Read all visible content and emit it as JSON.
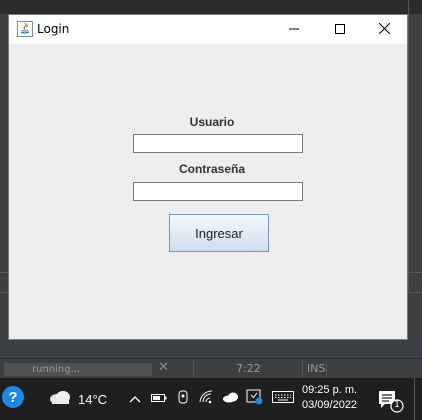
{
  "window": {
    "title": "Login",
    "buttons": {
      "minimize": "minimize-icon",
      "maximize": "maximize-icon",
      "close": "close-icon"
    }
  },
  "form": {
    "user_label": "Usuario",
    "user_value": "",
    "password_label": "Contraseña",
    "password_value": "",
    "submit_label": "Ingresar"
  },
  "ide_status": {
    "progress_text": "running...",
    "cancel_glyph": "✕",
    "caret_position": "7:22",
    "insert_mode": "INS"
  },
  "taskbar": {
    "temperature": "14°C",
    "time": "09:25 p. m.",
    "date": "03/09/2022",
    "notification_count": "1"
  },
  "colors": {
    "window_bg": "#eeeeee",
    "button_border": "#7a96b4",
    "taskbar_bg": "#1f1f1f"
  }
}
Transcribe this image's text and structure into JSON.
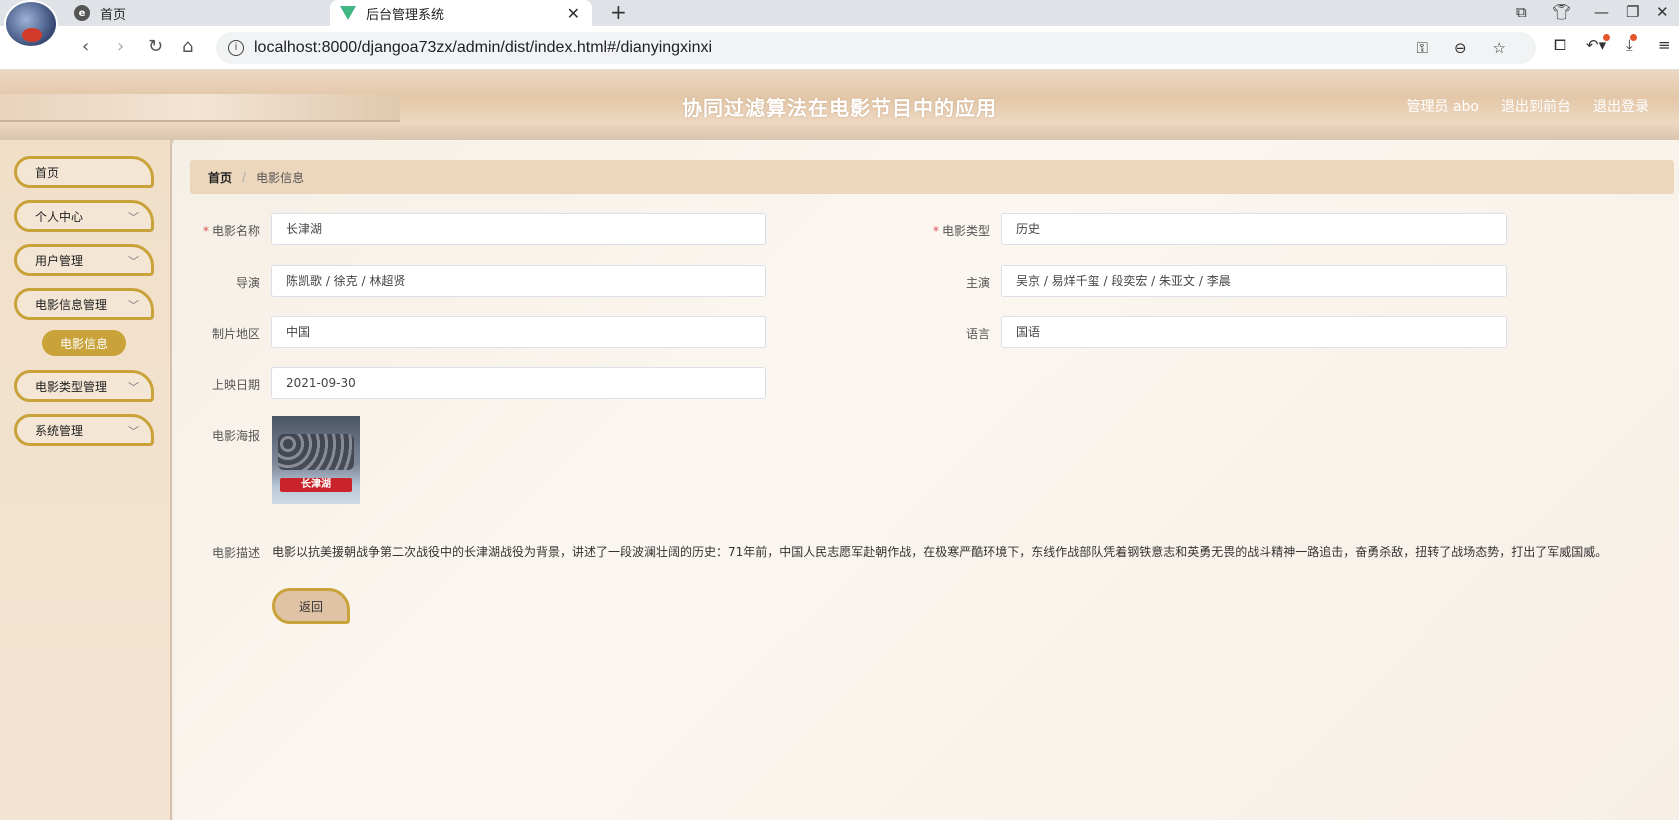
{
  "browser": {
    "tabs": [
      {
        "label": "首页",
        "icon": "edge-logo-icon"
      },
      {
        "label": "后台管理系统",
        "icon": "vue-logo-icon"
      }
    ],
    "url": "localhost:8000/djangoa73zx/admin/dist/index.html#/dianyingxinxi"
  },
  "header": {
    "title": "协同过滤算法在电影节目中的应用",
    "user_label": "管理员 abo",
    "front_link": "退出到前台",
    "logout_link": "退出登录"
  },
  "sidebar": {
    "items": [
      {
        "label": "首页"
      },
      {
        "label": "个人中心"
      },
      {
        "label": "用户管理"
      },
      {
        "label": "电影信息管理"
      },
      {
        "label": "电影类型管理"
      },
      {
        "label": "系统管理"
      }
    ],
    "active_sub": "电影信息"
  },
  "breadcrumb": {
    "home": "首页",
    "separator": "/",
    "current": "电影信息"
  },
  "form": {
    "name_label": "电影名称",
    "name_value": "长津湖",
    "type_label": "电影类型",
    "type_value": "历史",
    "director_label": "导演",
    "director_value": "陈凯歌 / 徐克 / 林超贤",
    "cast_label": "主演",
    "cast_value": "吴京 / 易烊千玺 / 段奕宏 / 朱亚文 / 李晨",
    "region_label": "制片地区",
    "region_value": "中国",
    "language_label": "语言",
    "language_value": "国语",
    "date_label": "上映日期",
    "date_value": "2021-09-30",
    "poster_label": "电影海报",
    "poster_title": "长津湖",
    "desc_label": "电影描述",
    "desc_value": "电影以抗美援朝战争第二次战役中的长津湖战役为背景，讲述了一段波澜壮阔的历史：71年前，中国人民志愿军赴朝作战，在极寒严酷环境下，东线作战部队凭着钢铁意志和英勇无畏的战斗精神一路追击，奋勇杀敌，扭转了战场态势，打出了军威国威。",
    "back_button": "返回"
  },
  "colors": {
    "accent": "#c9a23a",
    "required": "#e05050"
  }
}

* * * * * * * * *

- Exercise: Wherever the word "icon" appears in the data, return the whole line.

- Answer to this task:
      "minimize": "minimize-icon",
      "maximize": "maximize-icon",
      "close": "close-icon"
        "icon": "edge-logo-icon"
        "icon": "vue-logo-icon"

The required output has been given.